A nation-wide survey of employers found personal financial responsibility and entrepreneurial skills as an emerging area of need for new hires
Do you think that your knowledge of how to balance a checkbook or create a budget will help you get a job? Are skills in risk-taking, initiative or other entrepreneurial and financial management skills critical to have in getting a job? If you answered “yes” to both questions, you understand one of the emerging critical areas found by the “Are They Really Ready to Work” report.
The report surveyed more than 400 nation-wide employers in 2006. They found that more than 70 percent of employers identified “Exercise personal financial responsibility and use entrepreneurial skills to enhance workplace productivity and career options” as an emerging content area for new employees.
While many employers may offer some basic information on financial planning (including retirement planning) and career training, the shift is moving toward personal responsibility in this area.
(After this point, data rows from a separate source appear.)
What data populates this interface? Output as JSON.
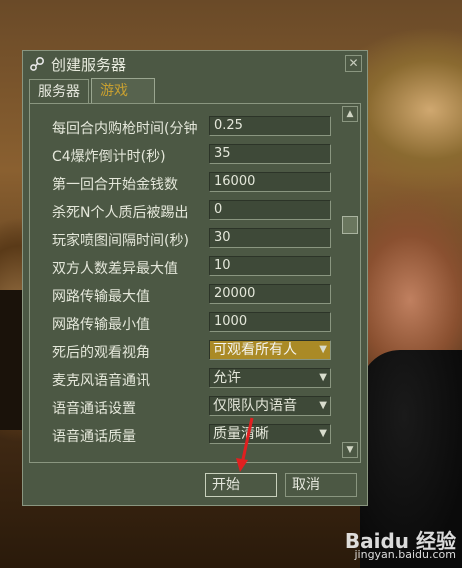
{
  "window": {
    "title": "创建服务器",
    "close_glyph": "✕"
  },
  "tabs": [
    {
      "label": "服务器",
      "active": false
    },
    {
      "label": "游戏",
      "active": true
    }
  ],
  "settings": [
    {
      "label": "每回合内购枪时间(分钟",
      "value": "0.25",
      "kind": "text"
    },
    {
      "label": "C4爆炸倒计时(秒)",
      "value": "35",
      "kind": "text"
    },
    {
      "label": "第一回合开始金钱数",
      "value": "16000",
      "kind": "text"
    },
    {
      "label": "杀死N个人质后被踢出",
      "value": "0",
      "kind": "text"
    },
    {
      "label": "玩家喷图间隔时间(秒)",
      "value": "30",
      "kind": "text"
    },
    {
      "label": "双方人数差异最大值",
      "value": "10",
      "kind": "text"
    },
    {
      "label": "网路传输最大值",
      "value": "20000",
      "kind": "text"
    },
    {
      "label": "网路传输最小值",
      "value": "1000",
      "kind": "text"
    },
    {
      "label": "死后的观看视角",
      "value": "可观看所有人",
      "kind": "select",
      "highlighted": true
    },
    {
      "label": "麦克风语音通讯",
      "value": "允许",
      "kind": "select"
    },
    {
      "label": "语音通话设置",
      "value": "仅限队内语音",
      "kind": "select"
    },
    {
      "label": "语音通话质量",
      "value": "质量清晰",
      "kind": "select"
    }
  ],
  "buttons": {
    "start": "开始",
    "cancel": "取消"
  },
  "watermark": {
    "brand": "Baidu 经验",
    "url": "jingyan.baidu.com"
  },
  "colors": {
    "dialog_bg": "#4c5844",
    "active_tab_text": "#c8a030",
    "highlight_select": "#aa8a26",
    "annotation_arrow": "#e02020"
  }
}
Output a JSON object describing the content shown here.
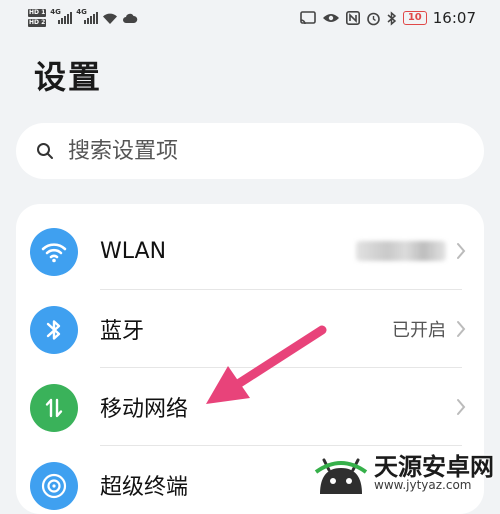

Having employees who are skilled and knowledgeable in these topics prior to hiring means that the company has to invest less fiscal resources into training those staff and those skills are generally transferable to other work areas (i.e. budgets, planning, realistic career path goals, etc in their work role). The role and responsibility for professional development is becoming more focused on the individual and less on the organization.
As an individual, here is what you can do to enhance your skills in this emerging content area:
- Take financial education classes at community colleges, financial institutions, with Michigan State University (MSU) Extension or other community-based organizations.
- Take a business or entrepreneur class; many are offered through business colleges or MSU Extension.
- Read articles or watch online videos that cover entrepreneurship or financial education topics.
- See a financial professional at a financial institution to learn more about ways to make your money work for you.
- Attend sessions on retirement planning, budgeting or saving during events such as Money Smart Week or America Saves Week.
- Create a budget of your personal finances; you can use this knowledge and this experience as a reference to your skill in this area.
- Attend a Michigan 4-H Youth Development Entrepreneur, Career Exploration, or Financial Education program in your local community or at the Kettunen Center or during Exploration Days.
- Check out and engage in learning with the resources on the Michigan 4-H Youth Development website for entrepreneurship, financial education and career exploration. These sites contain great tools for youth to use or for adults to use with youth.
- Participate in Global Entrepreneurship Week if you are a youth. If you are an adult, check out the site and hold an event or use activities from the site during this week to help improve youth’s entrepreneurial skills.
The “Are They Really Ready to Work” report found financial management and entrepreneurial efforts as a needed skill for new graduates. Professional development, both before and during a career, is becoming a personal responsibility. Take the steps to learn about these emerging content areas today!
Related MSU Extension news article: Health and wellness an emerging skill for graduates searching for jobs